A grit? A Tory? No, I'm on a budget - Denny Scott editorial
I got into a bit of discussion with some people recently who apparently thought I was a Liberal or NDP supporter. I politely told them I’m not, I’m a journalist and that means, outside of when I mark my own personal voting ballot, I’m impartial.
That doesn’t mean, however, that I can’t weigh in on issues that will impact me, like many of the recent cuts proposed by the provincial government.
Some people would have you believe that these cuts will be made without having an adverse impact on people’s lives, but, if the experts we’ve interviewed for the various stories we’ve written are to be believed (or even if the truth lies somewhere between the government’s statements and those expert opinions) there will be problems.
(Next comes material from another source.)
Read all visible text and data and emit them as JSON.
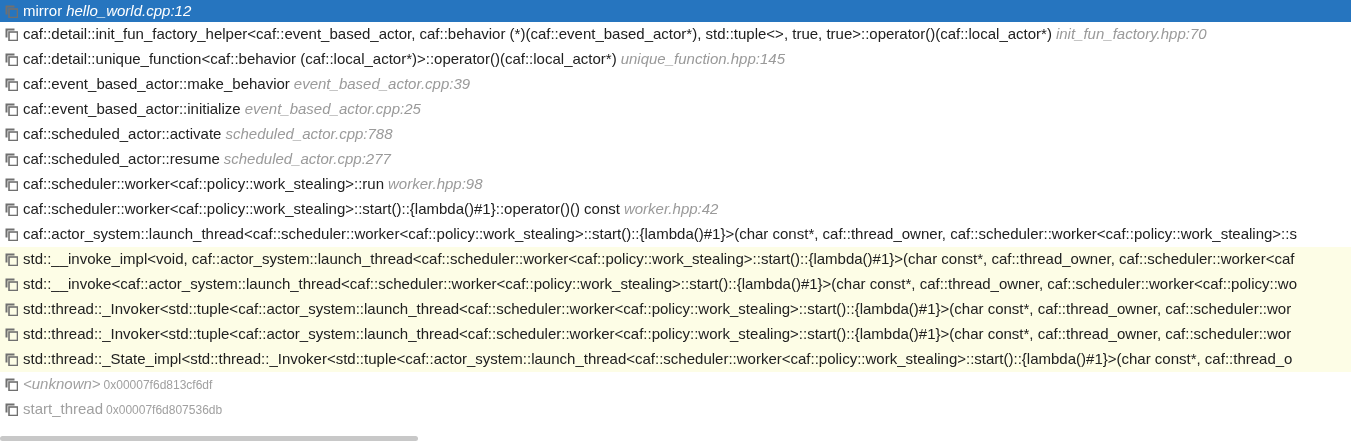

Take, for example, the proposed cuts to the conservation authorities.
While I won’t sit at my desk, typing this column and claim to be an expert on conservation, I will claim to have watched, year-in, year-out, as the local conservation authorities’ budgets are approved by the councils I cover.
Every year the same remarks are made: the authorities are running on the same level of funding they received “decades ago” (when
I started, it was “just over a decade ago”,
and that makes me feel old). So to have further cuts made to an essential service already running on a shoestring budget will have an impact.
And before anyone thinks I’m some kind of tree-hugging hippy (which we all should be), I’m not talking about the dire environmental impacts, I’m talking about the impact to my family’s budget.
North Huron knows, first-hand, the importance of flood forecasting and flood prevention. Just a couple years ago, the Maitland River burst forth from its banks, damaging homes, flood control structures and reminding us all that Mother Nature is not to be trifled with.
The Conservative government has proposed cutting funding specifically associated with flood prevention, which means, if crucial, and integral flood prevention and protection programs are to be continued by the conservation authorities, that funding, and more, will have to be borne by municipalities, increasing municipal tax rates.
While families may think they are going to see some relief in the form of the new income tax credit for children, the reality is that, to make it happen, the government has cut a fund implemented by the former government designed to make day care more affordable.
The fund, which was implemented alongside the minimum wage increase, was established to prevent skyrocketing childcare costs due to childcare employees receiving an increase in wage due to the new minimum wage.
The end result is that, while we may get a little more back at income tax time, as a family with a child going to day care (and one that will likely continue doing so until she’s old enough to come home by herself), we’re going to pay all year for that childcare “benefit”.
Despite all these cuts, the budget is still increasing nearly $5 billion over the Liberal government’s last budget, coming in at $163.4 billion. So the question is, where are all the savings from these cuts?
Well, if you live in Toronto, you’re in luck: $11.2 billion has been earmarked for Toronto-area transit projects.
That’s right, important province-wide initiatives like flood prevention, tree planting and education are being cut, but hey, Doug Ford (a former Toronto municipal councillor, for those keeping score) is saving Toronto municipal taxpayers money by spending 6.7 per cent of the province’s budget to make their commute easier.
I’d be remiss if I didn’t point out here that Toronto doesn’t even seem to want the plan, with Mayor John Tory saying he doesn’t believe the province can make transit faster and cheaper and other representatives saying Ford’s plan is derailing years of work on the city’s transit plan.
Meanwhile, in Ontario’s southern rural regions (which are partly responsible for Ford’s majority win), we’ve lost the only transit options we’ve had with bus companies pulling local service.
To be fair, that was a decision made by private companies and it happened while the Liberals were in power, but it doesn’t change the fact that, like voters in Blyth having to deal with Wingham council members forgetting about everything outside of Wingham, our current Premier seems to still be wearing the hat of a Toronto councillor, and doing so by cutting from the rest of the province.
I’m not a tailgater, I’m not interested in buying booze at 9 a.m., I’ve used Toronto transit twice in my entire life and yet these are the priorities that the government representing me has prioritized over social, ecological and infrastructure projects.
So, is my blood blue, red, green or orange? That doesn’t matter. What does matter is that, like many other people in the province, my wallet is going to be emptier as a result of Ford’s priorities.